(For more information on careers after graduate programs, please check the websites of our master's and doctoral programs. The Master's/Doctoral Program in Computer Science in our School of Science and Technology and the Graduate School of Library, Information, and Media Studies are the two most popular graduate programs for our students.)

   Half of our students who choose to pursue a career after graduation start their careers in information technology, communications, and network services. However prospective careers are not limited to those industries. Professionals with a background in information engineering are in high demand across various sectors whether the market is thriving or not, which is a great advantage to graduates from our program.



[Admission Policy]   Our program actively looks for candidates who have a passion to study technology and subjects that lay behind the network and information society, show aptitude for maths and sciences as well as art and culture, and are willing to creatively contribute to society.
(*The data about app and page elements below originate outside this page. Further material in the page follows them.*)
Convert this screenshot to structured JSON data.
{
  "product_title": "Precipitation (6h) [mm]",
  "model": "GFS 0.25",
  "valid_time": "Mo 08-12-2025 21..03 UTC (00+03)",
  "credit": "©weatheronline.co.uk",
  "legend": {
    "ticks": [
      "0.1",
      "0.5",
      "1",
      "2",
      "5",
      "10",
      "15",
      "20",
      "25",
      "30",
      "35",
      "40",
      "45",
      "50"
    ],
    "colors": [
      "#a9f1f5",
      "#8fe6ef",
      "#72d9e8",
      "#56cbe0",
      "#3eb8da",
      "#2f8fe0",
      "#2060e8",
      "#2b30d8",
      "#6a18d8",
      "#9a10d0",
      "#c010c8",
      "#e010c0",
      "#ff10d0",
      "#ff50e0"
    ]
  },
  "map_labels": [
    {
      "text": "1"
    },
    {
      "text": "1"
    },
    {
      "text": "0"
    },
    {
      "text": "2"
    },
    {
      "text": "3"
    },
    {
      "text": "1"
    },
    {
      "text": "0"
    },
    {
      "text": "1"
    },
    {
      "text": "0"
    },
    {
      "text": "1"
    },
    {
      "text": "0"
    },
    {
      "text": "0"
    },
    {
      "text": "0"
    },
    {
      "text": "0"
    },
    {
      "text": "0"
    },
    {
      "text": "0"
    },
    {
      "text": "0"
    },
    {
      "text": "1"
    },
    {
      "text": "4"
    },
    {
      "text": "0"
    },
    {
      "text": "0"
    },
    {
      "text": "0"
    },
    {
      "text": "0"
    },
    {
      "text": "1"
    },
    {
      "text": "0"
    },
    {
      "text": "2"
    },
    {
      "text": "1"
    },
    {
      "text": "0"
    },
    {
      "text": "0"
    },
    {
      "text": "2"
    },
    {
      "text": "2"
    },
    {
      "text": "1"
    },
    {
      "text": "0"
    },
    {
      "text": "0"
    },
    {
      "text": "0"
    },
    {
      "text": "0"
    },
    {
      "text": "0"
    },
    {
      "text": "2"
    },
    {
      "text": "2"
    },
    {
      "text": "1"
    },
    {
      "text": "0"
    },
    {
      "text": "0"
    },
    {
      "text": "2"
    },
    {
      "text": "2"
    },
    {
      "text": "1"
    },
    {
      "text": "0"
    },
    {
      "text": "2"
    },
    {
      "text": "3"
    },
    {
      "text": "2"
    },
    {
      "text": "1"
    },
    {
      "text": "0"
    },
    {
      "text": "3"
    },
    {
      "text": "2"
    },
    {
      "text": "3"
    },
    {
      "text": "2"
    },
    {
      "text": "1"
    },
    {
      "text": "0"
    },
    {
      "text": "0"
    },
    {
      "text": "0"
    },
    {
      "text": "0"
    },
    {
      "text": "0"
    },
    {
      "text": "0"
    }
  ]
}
   Our program offers entrance exams for international students, including privately funded candidates. https://www.mast.tsukuba.ac.jp/admission/index.html (Page available in Japanese only)

   Privately funded international candidates will be exempt from the Common Test for University Admissions. Instead they will be subject to an essay-style exam and an interview with our faculty. Additionally, Japanese language proficiency and other documents will be considered in the selection. For more details, please see the web page

Contact us

[Address]  College of Media Arts, Science and Technology, School of Informatics, University of Tsukuba
1-2 Kasuga, Tsukuba, Ibaraki, 305-8577 Japan
[Office]Academic Service Office for the Library, Information and Media Sciences Area
TEL : +81-29-859-1110, e-mail : mast-info@mast.tsukuba.ac.jp